So, what else should you keep in mind on your search for the perfect hashtag?
Instagram limits you to using 30 hashtags per post, but we found that most small business owners like to keep it under five per photo. Using ten or more hashtags at a time not only dilutes the message you're trying to get across — it also looks spammy.
Finally, don't be afraid to create your own hashtag! Josey from Dyer & Jenkins turned their tagline into a trending hashtag by using #ForgeYourOwnPath on every single photo they shared.
Not only does their custom hashtag reinforce the mission of their brand each time they use it on a post, it also inspires their followers and the influencers they partner with (more on that below!) to use the #ForgeYourOwnPath hashtag on their own photos.
To find relevant hashtags that will reach a more niche audience, start by using a site like IconoSquare or Webstagram. Search for hashtags that relate closely to your brand or your industry and you'll automatically get a list of many more that people are currently using.
Next, look beyond the numbers and find the hashtags that influencers in your industry or in your location are using on Instagram. Are there common phrases that other folks like you are using to be found?
Then, have some fun with it! Create your own brand hashtag or occasionally jump on a trendy one like #TBT (a.k.a. Throwback Thursday) or #dogsofinstagram.
Make a list of the 10 hashtags you want to test out first.
Christina experiments with using hashtags and tagging other Instagram users each time she posts for Farmgirl Flowers so that she can learn which phrases will get her the most likes, comments and followers.
It's important to invest in yourself when you're starting out, but once you hit a tipping point, you actually want to invest in other people's photos of you.

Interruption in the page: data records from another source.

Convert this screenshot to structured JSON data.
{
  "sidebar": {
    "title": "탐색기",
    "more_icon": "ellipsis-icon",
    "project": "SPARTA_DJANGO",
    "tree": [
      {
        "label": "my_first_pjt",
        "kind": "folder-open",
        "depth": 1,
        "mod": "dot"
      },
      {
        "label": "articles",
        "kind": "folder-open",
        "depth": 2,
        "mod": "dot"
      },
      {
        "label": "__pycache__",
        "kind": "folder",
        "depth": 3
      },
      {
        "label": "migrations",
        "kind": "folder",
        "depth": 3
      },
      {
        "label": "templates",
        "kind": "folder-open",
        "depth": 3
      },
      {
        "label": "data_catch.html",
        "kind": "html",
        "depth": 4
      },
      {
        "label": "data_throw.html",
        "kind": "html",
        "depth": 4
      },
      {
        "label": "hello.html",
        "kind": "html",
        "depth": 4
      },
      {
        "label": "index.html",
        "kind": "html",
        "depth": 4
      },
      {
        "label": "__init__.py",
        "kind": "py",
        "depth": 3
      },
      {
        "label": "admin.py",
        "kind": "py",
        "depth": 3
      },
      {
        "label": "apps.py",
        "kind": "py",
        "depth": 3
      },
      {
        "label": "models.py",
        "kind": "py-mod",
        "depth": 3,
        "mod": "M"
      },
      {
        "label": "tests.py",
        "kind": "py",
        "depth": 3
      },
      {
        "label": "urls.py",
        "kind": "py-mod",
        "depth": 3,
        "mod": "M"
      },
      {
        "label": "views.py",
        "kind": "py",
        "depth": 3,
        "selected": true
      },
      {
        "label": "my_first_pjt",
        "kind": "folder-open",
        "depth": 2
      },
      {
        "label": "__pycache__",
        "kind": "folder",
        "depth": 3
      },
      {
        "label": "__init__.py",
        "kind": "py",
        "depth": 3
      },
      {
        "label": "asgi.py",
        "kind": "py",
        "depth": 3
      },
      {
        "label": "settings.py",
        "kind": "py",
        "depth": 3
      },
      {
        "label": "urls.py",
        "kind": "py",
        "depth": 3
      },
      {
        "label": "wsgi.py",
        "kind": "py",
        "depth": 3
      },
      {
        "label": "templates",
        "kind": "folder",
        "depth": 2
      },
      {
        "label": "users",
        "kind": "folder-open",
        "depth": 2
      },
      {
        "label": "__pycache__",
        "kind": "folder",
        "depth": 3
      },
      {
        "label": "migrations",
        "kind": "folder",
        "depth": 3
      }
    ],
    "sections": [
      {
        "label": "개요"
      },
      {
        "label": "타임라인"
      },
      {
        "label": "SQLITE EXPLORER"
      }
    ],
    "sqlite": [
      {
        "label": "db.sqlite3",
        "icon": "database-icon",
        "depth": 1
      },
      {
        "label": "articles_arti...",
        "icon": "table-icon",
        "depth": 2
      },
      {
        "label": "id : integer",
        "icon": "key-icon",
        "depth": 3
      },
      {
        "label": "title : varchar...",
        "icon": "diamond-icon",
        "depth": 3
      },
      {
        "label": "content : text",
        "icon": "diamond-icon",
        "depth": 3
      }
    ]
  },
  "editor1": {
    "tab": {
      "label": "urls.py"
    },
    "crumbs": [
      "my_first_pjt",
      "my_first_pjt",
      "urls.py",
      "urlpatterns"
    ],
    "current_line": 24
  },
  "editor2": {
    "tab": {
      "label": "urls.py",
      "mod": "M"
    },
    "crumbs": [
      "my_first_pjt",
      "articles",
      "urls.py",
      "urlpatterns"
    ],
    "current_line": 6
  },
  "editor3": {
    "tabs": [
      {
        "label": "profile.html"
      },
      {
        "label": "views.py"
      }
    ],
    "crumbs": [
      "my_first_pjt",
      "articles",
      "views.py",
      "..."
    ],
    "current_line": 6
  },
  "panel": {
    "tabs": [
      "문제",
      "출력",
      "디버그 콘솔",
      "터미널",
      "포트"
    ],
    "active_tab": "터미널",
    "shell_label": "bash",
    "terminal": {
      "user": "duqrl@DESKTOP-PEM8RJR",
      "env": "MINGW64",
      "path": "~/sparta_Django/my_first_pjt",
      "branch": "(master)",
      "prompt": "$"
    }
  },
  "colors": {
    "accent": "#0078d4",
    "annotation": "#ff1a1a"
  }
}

Beyond following, tagging and commenting, how can you leverage Instagram to create lasting relationships with other partners or vendors?
Josey from Dyer & Jenkins recommends being creative – and bold – with your outreach. He says they got their biggest source of new followers by partnering with the popular website The Art of Manliness.
"I really liked the visual guides they do on The Art of Manliness, so I created one with the same people who do theirs and posted it on Instagram. I said they could use it if they liked it, but I really didn't think anything would come of it.
Well, the owner saw it and he responded a week later. That ended up being a huge partnership for us." —Josey Orr, Founder of Dyer & Jenkins
Additionally, if you've reached the point when your customers are posting images of your product or tagging you in photos, don't miss this opportunity to give them a shoutout on your own feed.
When Christina started re-gramming photos that lucky recipients of her flowers were posting, word caught on and her customers started putting
more effort into the quality of photos they were posting on Instagram.
The best part? When her customers are competing to be featured on her feed, Christina doesn't have to snap a new photo to share every day – she simply has to re-post one.
If your customers aren't yet sharing photos of your amazing products on Instagram, ask them to!
Start thinking about Instagram as a potential referral channel and treat it the same way you would a Yelp review or a testimonial for your website.
It's time to start figuring out what *your* formula is for getting new customers and strengthening your brand on Instagram.
If you're just getting set up, check out Instagram's content strategy tips and use their guidelines to make sure your account name, profile photo, description and website link are consistent with your brand.
Then, it's time to dig in. Just like "location location location" works for real estate, "measure measure measure" works for Instagram.
There are a few resources out there for tracking your stats (we've tried Iconosquare and like its at-a-glance analytics interface), but for the most part we learned from the small business owners in the community that they're just tracking everything manually and not using any fancy tools.
Tell us below what you're trying every day on Instagram and what you've learned so far. Who knows, you might find a few more followers, too! ;-)